GROZNY, December 5. /TASS/. Chechnya’s leader Ramzan Kadyrov said that Akhmat, a brother of late warlord Doku Umarov, was behind the terrorist attack in Grozny on December 4.
“There is evidence that Doku Umarov’s brother has financed, organized and so bears responsibility for the attack,” Kadyrov told reporters on Friday. “Russia’s law enforcement agencies must demand his extradition from Turkey.”
Kadyrov said Umarov’s brother had deceived eleven militants who infiltrated Grozny. They were told that their goal was to reach Grozny and to open fire as another 400 gunmen who were allegedly staying in the city would join them.
Kadyrov said that all eleven militants were killed in the operation and later identified.
Kadyrov’s relative killed
Umar Kadyrov, a close relative of Chechnya’s head Ramzan Kadyrov, was killed in the anti-terrorist operation in Grozny, Kadyrov wrote on his page of a social network on Friday.
“The events in Grozny echoed with pain in the hearts of all Chechens and millions of Russian citizens,” he said. “I deliberately refrained from speaking about a heroic death of my close relative Umar Kadyrov who was only 22. But he lived a bright life for Allah, for Islam and for his people.”
Families of militants to be expelled from Chechnya
Family of a militant who commits a murder will be expelled from Chechnya without the right to return, Chechen President Ramzan Kadyrov wrote on one of his official pages in social networks.
“If a militant in Chechnya kills a policeman or any other person, the militant’s family will be immediately expelled from Chechnya without the right to return.

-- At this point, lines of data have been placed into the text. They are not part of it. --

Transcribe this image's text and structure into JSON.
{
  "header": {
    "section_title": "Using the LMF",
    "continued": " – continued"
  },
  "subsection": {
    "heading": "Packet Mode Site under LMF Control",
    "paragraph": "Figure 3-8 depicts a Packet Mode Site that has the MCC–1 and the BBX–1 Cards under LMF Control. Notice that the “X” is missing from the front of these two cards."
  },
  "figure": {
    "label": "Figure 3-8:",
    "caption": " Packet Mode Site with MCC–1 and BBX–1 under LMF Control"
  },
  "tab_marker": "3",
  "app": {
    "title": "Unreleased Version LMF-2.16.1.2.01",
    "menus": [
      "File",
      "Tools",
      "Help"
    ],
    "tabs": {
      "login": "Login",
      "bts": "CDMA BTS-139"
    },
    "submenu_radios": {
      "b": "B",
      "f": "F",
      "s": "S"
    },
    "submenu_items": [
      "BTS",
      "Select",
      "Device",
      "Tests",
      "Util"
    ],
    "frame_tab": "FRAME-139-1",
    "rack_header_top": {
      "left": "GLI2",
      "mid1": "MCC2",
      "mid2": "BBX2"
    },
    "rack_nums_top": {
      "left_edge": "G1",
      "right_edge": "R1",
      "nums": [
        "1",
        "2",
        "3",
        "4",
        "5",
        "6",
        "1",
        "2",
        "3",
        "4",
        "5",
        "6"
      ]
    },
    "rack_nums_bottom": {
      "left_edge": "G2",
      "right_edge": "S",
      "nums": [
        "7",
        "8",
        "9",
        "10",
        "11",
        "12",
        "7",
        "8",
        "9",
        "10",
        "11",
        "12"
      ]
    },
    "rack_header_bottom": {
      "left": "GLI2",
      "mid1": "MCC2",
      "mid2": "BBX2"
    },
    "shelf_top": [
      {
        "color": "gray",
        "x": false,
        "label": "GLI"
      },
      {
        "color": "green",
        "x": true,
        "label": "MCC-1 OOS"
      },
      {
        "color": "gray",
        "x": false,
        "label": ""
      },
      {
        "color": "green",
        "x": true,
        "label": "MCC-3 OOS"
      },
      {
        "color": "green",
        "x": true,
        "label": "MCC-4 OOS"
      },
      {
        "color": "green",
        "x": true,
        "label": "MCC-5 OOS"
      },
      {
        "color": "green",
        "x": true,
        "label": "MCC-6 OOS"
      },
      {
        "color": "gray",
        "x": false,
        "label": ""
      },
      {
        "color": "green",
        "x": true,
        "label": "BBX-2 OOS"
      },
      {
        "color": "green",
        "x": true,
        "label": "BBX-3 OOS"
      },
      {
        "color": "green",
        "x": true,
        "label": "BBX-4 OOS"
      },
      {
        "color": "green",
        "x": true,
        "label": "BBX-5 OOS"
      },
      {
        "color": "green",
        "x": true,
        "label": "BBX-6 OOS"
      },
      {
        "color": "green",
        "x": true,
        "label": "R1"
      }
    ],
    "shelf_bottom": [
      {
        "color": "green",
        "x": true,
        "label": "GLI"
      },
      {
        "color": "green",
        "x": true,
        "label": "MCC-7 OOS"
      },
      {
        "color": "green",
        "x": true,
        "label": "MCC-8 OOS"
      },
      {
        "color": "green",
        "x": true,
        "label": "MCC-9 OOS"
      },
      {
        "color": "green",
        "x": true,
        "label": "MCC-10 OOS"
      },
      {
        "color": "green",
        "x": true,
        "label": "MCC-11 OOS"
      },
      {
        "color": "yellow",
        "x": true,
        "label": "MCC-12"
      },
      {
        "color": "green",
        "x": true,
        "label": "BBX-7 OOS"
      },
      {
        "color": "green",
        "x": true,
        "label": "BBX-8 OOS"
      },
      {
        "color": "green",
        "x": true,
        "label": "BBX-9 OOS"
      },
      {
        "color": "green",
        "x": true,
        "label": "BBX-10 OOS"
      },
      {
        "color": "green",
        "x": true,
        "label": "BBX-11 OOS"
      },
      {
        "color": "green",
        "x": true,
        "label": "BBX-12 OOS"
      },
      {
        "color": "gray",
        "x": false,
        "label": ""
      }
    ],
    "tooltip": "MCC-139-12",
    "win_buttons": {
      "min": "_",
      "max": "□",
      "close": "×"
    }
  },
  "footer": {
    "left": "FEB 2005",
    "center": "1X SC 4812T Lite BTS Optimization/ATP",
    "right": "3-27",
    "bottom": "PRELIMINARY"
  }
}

Their house will be pulled down together with the foundation,” Kadyrov said, noting that he would not allow anybody to spill blood in Chechnya.
Earlier on Friday, Kadyrov held a meeting with ministers, regional administration chiefs and the heads of internal affairs departments where he put up an extremely tough but fair condition.
Kadyrov’s strong reaction must have come in the wake of the Thursday’s terrorist attack in Grozny.
A group of unidentified gunmen moving in three cars attacked a traffic police checkpoint in Grozny in the early hours on Thursday.
After that, the terrorists sneaked into the local Press House where the editorial offices of the republic’s newspapers, Internet publications and federal media outlets are located.
Chechen law enforcers blocked the Press House building and launched a security operation in central Grozny. As a result, 11 terrorists were neutralized.
Ten police officers were killed and 28 injured during an anti-terrorist operation in the Chechen capital, Grozny, the National Anti-Terrorist Committee has reported. The operation prevented major terrorist attacks planned in the city, the committee said.
“In the course of the counter-terrorist operation 10 local police officers were killed and 28 were wounded, having shown bravery while on civilian and military duty,” the National Anti-Terrorist Committee said in a statement.
RT’s video agency RUPTLY has obtained exclusive video of the last hours of the operation.
The footage from the location shows a building on fire, with emergency services trying to put out the flames.
The cameraman is at the scene of the fierce shootout between the security forces and the assailants. The close-up shows the shots hitting the building, and then intensifying.
Later, shoulder rockets are used in the violent fighting, with people ducking and wincing at the sounds of incessant shooting.
The incident started after midnight when a group of armed men traveling in three cars attacked a police checkpoint outside Grozny. Then the gang proceeded into the city and occupied the Press House building in the city center.
At 8 am, the head of the Chechen Republic, Ramzan Kadyrov, wrote on his Instagram page that he was personally supervising the anti-terrorist operation and that it was “entering its final phase.”
Investigative measures are ongoing, the committee reported.